I think I finally understand the true meaning of the phrase “one step forward, two steps back.”
Don’t get me wrong: this is not a bad book – even worse, it is disappointing. Stiefvater showed me in The Dream Thieves that she can create something exciting and thoughtful, but where this previous installment in the Raven Cycle series was focused and coherent, Blue Lily, Lily Blue is all over the place and flies right past a few crucial loose ends without looking back. The two-star rating is harsh, but it comes from a place of love, because I know that this could have been so much more.
As expected, the focus is back on Blue, for better or worse. The character certainly has her moments, like when her college dreams are crushed and she suddenly feels frustrated and trapped. She has neither the grades nor the funds to go to the university of her choice and when the reality dawns on her that her best bet is a local community college, she breaks down and finds herself lashing out at Gansey, the boy who seems glide through life effortlessly and never has to worry about money or his future. I have never been able to relate to Blue more than when she is angry and insecure, acting irrationally and then kicking herself for it afterwards.
I also appreciate Adam getting a grip on his powers and how they work. The chapters where he and Ronan bond over being different, over having changed somehow, are some of the best in the book – but sadly thin on the ground and all too short. I wanted more of the two of them solving the mystery of Ronan’s childhood home, more pages devoted to the two of them having to get to know each other (and themselves) all over again. Sadly, Ronan has been kicked back down to secondary-character status and much of his journey takes place off-screen.

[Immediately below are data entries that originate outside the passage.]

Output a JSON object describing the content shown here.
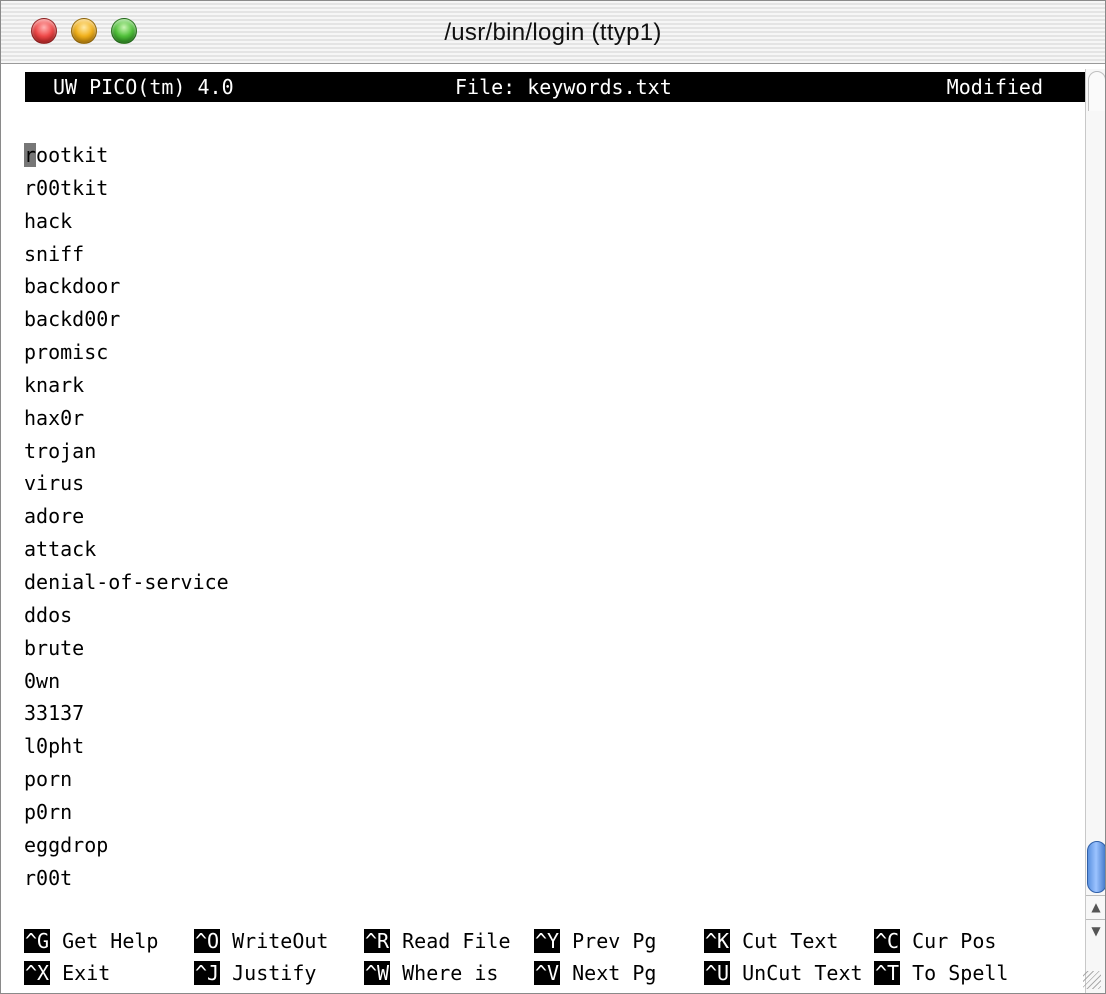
{
  "window": {
    "title": "/usr/bin/login (ttyp1)"
  },
  "editor": {
    "app": "UW PICO(tm) 4.0",
    "file_label": "File: keywords.txt",
    "status": "Modified",
    "cursor_char": "r",
    "first_line_rest": "ootkit",
    "lines": [
      "r00tkit",
      "hack",
      "sniff",
      "backdoor",
      "backd00r",
      "promisc",
      "knark",
      "hax0r",
      "trojan",
      "virus",
      "adore",
      "attack",
      "denial-of-service",
      "ddos",
      "brute",
      "0wn",
      "33137",
      "l0pht",
      "porn",
      "p0rn",
      "eggdrop",
      "r00t"
    ]
  },
  "shortcuts": {
    "row1": [
      {
        "key": "^G",
        "label": "Get Help"
      },
      {
        "key": "^O",
        "label": "WriteOut"
      },
      {
        "key": "^R",
        "label": "Read File"
      },
      {
        "key": "^Y",
        "label": "Prev Pg"
      },
      {
        "key": "^K",
        "label": "Cut Text"
      },
      {
        "key": "^C",
        "label": "Cur Pos"
      }
    ],
    "row2": [
      {
        "key": "^X",
        "label": "Exit"
      },
      {
        "key": "^J",
        "label": "Justify"
      },
      {
        "key": "^W",
        "label": "Where is"
      },
      {
        "key": "^V",
        "label": "Next Pg"
      },
      {
        "key": "^U",
        "label": "UnCut Text"
      },
      {
        "key": "^T",
        "label": "To Spell"
      }
    ]
  },
  "scrollbar": {
    "up_arrow": "▲",
    "down_arrow": "▼"
  }
}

What bothers me the most about Blue Lily, Lily Blue is how it leaves a lot of questions unanswered and skips some plot threads that need tying up. When it is revealed that Ronan took his beloved little brother Matthew from his dreams when he was little, my brain exploded and I couldn’t wait to learn more. What do you do when you find out that one of your favourite people in the world only exists because you imagined them and that when you die, they will fall into a coma and never wake up? But these issues are never explored. The news about Matthew is tossed at us when we’re not looking, smacks us in the face, and then drops to the floor, never to be mentioned again. Ronan is a teenage boy who has discovered that he has the power to create life and has to watch himself die over and over again to pay the price – how are we not talking about this? Why isn’t there a single chapter from his point of view?
And finally, there is the matter of the villains. Greenmantle and Piper are funny and make for an entertaining team, but they are not the kind of dark force the story had been building up to. In the previous book, Greenmantle was the mysterious puppet master who controls the Gray Man, the one he fears and cannot risk disobeying. In Blue Lily, Lily Blue, the Gray Man uses the same imagery to describe him as Arthur Conan Doyle uses to describe Professor Moriarty in the Sherlock Holmes novels:
“Colin Greenmantle is untouchable,” the Gray Man said. He spread his fingers wide, hand hanging in the air. “He is a spider clinging in a web. Every leg touches a thread, and if anything happens to the spider, hell rains down.” (Blue Lily, Lily Blue)
“[Moriarty] sits motionless, like a spider in the centre of its web, but that web has a thousand radiations, and he knows well every quiver of each of them. He does little himself. He only plans.” (The Final Problem)
And then he is revealed to be a wimpy dork who cracks jokes about organic granola – not so much a diabolical genius as a massive letdown.
So here is my wishlist for The Raven King:
1. For God’s sake, get it together and focus.
2. See #1.